Element data from apps and pages:
== Segment start ==

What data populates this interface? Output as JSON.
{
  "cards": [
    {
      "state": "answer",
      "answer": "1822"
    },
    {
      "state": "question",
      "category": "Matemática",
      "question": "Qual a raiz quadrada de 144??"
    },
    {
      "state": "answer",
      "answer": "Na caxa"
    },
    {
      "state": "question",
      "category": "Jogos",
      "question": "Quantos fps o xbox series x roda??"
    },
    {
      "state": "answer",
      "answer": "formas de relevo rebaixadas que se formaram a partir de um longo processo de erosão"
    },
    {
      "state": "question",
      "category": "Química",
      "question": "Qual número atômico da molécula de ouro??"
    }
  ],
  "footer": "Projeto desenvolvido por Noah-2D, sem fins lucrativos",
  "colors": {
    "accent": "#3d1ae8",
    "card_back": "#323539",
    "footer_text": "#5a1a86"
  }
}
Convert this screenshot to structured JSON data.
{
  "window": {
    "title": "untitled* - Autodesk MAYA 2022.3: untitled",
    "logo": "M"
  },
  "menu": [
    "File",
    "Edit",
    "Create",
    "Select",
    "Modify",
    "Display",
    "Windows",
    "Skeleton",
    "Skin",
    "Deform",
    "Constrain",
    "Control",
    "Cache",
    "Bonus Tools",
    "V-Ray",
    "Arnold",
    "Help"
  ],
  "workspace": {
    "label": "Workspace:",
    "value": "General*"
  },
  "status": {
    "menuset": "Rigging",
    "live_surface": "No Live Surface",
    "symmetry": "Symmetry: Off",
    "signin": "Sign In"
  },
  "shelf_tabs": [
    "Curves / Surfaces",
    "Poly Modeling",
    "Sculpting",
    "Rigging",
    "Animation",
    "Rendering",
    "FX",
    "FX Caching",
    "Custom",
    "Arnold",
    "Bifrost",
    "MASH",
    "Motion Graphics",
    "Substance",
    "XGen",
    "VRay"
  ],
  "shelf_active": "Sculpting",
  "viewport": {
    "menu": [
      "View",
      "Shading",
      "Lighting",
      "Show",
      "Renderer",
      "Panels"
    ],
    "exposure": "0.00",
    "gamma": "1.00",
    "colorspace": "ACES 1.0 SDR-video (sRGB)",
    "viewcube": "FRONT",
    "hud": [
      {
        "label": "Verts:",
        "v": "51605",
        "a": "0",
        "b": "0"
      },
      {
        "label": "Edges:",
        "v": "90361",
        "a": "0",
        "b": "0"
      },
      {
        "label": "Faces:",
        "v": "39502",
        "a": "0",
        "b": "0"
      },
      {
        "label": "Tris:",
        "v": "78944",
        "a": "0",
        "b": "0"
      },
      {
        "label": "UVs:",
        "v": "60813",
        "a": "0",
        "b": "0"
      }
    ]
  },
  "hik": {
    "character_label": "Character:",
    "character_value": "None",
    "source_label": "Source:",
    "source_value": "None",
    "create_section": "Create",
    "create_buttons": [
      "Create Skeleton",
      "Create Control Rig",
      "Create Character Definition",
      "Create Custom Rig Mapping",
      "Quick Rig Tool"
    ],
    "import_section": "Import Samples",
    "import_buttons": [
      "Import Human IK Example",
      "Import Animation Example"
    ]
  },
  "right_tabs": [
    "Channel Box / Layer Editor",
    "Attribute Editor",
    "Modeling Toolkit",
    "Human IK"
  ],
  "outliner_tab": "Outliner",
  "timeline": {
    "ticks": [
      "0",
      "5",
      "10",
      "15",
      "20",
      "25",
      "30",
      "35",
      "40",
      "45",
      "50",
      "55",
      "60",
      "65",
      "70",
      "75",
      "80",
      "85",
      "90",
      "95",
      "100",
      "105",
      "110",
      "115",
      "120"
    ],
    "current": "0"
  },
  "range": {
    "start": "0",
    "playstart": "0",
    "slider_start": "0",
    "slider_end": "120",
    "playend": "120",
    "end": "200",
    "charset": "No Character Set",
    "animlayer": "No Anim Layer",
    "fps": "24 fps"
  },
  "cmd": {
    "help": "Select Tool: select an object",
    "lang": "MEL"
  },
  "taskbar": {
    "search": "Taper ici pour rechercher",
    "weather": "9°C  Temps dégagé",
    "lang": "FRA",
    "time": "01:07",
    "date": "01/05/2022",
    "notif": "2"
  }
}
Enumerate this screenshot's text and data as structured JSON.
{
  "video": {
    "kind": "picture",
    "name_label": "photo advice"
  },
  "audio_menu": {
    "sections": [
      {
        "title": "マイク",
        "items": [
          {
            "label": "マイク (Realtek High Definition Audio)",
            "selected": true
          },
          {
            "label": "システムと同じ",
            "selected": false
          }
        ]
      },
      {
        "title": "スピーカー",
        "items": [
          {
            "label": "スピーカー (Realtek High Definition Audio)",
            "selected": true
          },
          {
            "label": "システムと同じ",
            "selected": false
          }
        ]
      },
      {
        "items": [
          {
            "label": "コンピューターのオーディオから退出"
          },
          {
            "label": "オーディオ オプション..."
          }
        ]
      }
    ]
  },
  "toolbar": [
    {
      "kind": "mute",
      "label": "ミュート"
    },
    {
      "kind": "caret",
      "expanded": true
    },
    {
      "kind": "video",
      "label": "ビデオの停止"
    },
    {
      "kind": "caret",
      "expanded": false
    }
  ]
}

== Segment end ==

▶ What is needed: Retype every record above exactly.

▶ Expected answer:
What data populates this interface? Output as JSON.
{
  "cards": [
    {
      "state": "answer",
      "answer": "1822"
    },
    {
      "state": "question",
      "category": "Matemática",
      "question": "Qual a raiz quadrada de 144??"
    },
    {
      "state": "answer",
      "answer": "Na caxa"
    },
    {
      "state": "question",
      "category": "Jogos",
      "question": "Quantos fps o xbox series x roda??"
    },
    {
      "state": "answer",
      "answer": "formas de relevo rebaixadas que se formaram a partir de um longo processo de erosão"
    },
    {
      "state": "question",
      "category": "Química",
      "question": "Qual número atômico da molécula de ouro??"
    }
  ],
  "footer": "Projeto desenvolvido por Noah-2D, sem fins lucrativos",
  "colors": {
    "accent": "#3d1ae8",
    "card_back": "#323539",
    "footer_text": "#5a1a86"
  }
}
Convert this screenshot to structured JSON data.
{
  "window": {
    "title": "untitled* - Autodesk MAYA 2022.3: untitled",
    "logo": "M"
  },
  "menu": [
    "File",
    "Edit",
    "Create",
    "Select",
    "Modify",
    "Display",
    "Windows",
    "Skeleton",
    "Skin",
    "Deform",
    "Constrain",
    "Control",
    "Cache",
    "Bonus Tools",
    "V-Ray",
    "Arnold",
    "Help"
  ],
  "workspace": {
    "label": "Workspace:",
    "value": "General*"
  },
  "status": {
    "menuset": "Rigging",
    "live_surface": "No Live Surface",
    "symmetry": "Symmetry: Off",
    "signin": "Sign In"
  },
  "shelf_tabs": [
    "Curves / Surfaces",
    "Poly Modeling",
    "Sculpting",
    "Rigging",
    "Animation",
    "Rendering",
    "FX",
    "FX Caching",
    "Custom",
    "Arnold",
    "Bifrost",
    "MASH",
    "Motion Graphics",
    "Substance",
    "XGen",
    "VRay"
  ],
  "shelf_active": "Sculpting",
  "viewport": {
    "menu": [
      "View",
      "Shading",
      "Lighting",
      "Show",
      "Renderer",
      "Panels"
    ],
    "exposure": "0.00",
    "gamma": "1.00",
    "colorspace": "ACES 1.0 SDR-video (sRGB)",
    "viewcube": "FRONT",
    "hud": [
      {
        "label": "Verts:",
        "v": "51605",
        "a": "0",
        "b": "0"
      },
      {
        "label": "Edges:",
        "v": "90361",
        "a": "0",
        "b": "0"
      },
      {
        "label": "Faces:",
        "v": "39502",
        "a": "0",
        "b": "0"
      },
      {
        "label": "Tris:",
        "v": "78944",
        "a": "0",
        "b": "0"
      },
      {
        "label": "UVs:",
        "v": "60813",
        "a": "0",
        "b": "0"
      }
    ]
  },
  "hik": {
    "character_label": "Character:",
    "character_value": "None",
    "source_label": "Source:",
    "source_value": "None",
    "create_section": "Create",
    "create_buttons": [
      "Create Skeleton",
      "Create Control Rig",
      "Create Character Definition",
      "Create Custom Rig Mapping",
      "Quick Rig Tool"
    ],
    "import_section": "Import Samples",
    "import_buttons": [
      "Import Human IK Example",
      "Import Animation Example"
    ]
  },
  "right_tabs": [
    "Channel Box / Layer Editor",
    "Attribute Editor",
    "Modeling Toolkit",
    "Human IK"
  ],
  "outliner_tab": "Outliner",
  "timeline": {
    "ticks": [
      "0",
      "5",
      "10",
      "15",
      "20",
      "25",
      "30",
      "35",
      "40",
      "45",
      "50",
      "55",
      "60",
      "65",
      "70",
      "75",
      "80",
      "85",
      "90",
      "95",
      "100",
      "105",
      "110",
      "115",
      "120"
    ],
    "current": "0"
  },
  "range": {
    "start": "0",
    "playstart": "0",
    "slider_start": "0",
    "slider_end": "120",
    "playend": "120",
    "end": "200",
    "charset": "No Character Set",
    "animlayer": "No Anim Layer",
    "fps": "24 fps"
  },
  "cmd": {
    "help": "Select Tool: select an object",
    "lang": "MEL"
  },
  "taskbar": {
    "search": "Taper ici pour rechercher",
    "weather": "9°C  Temps dégagé",
    "lang": "FRA",
    "time": "01:07",
    "date": "01/05/2022",
    "notif": "2"
  }
}
Enumerate this screenshot's text and data as structured JSON.
{
  "video": {
    "kind": "picture",
    "name_label": "photo advice"
  },
  "audio_menu": {
    "sections": [
      {
        "title": "マイク",
        "items": [
          {
            "label": "マイク (Realtek High Definition Audio)",
            "selected": true
          },
          {
            "label": "システムと同じ",
            "selected": false
          }
        ]
      },
      {
        "title": "スピーカー",
        "items": [
          {
            "label": "スピーカー (Realtek High Definition Audio)",
            "selected": true
          },
          {
            "label": "システムと同じ",
            "selected": false
          }
        ]
      },
      {
        "items": [
          {
            "label": "コンピューターのオーディオから退出"
          },
          {
            "label": "オーディオ オプション..."
          }
        ]
      }
    ]
  },
  "toolbar": [
    {
      "kind": "mute",
      "label": "ミュート"
    },
    {
      "kind": "caret",
      "expanded": true
    },
    {
      "kind": "video",
      "label": "ビデオの停止"
    },
    {
      "kind": "caret",
      "expanded": false
    }
  ]
}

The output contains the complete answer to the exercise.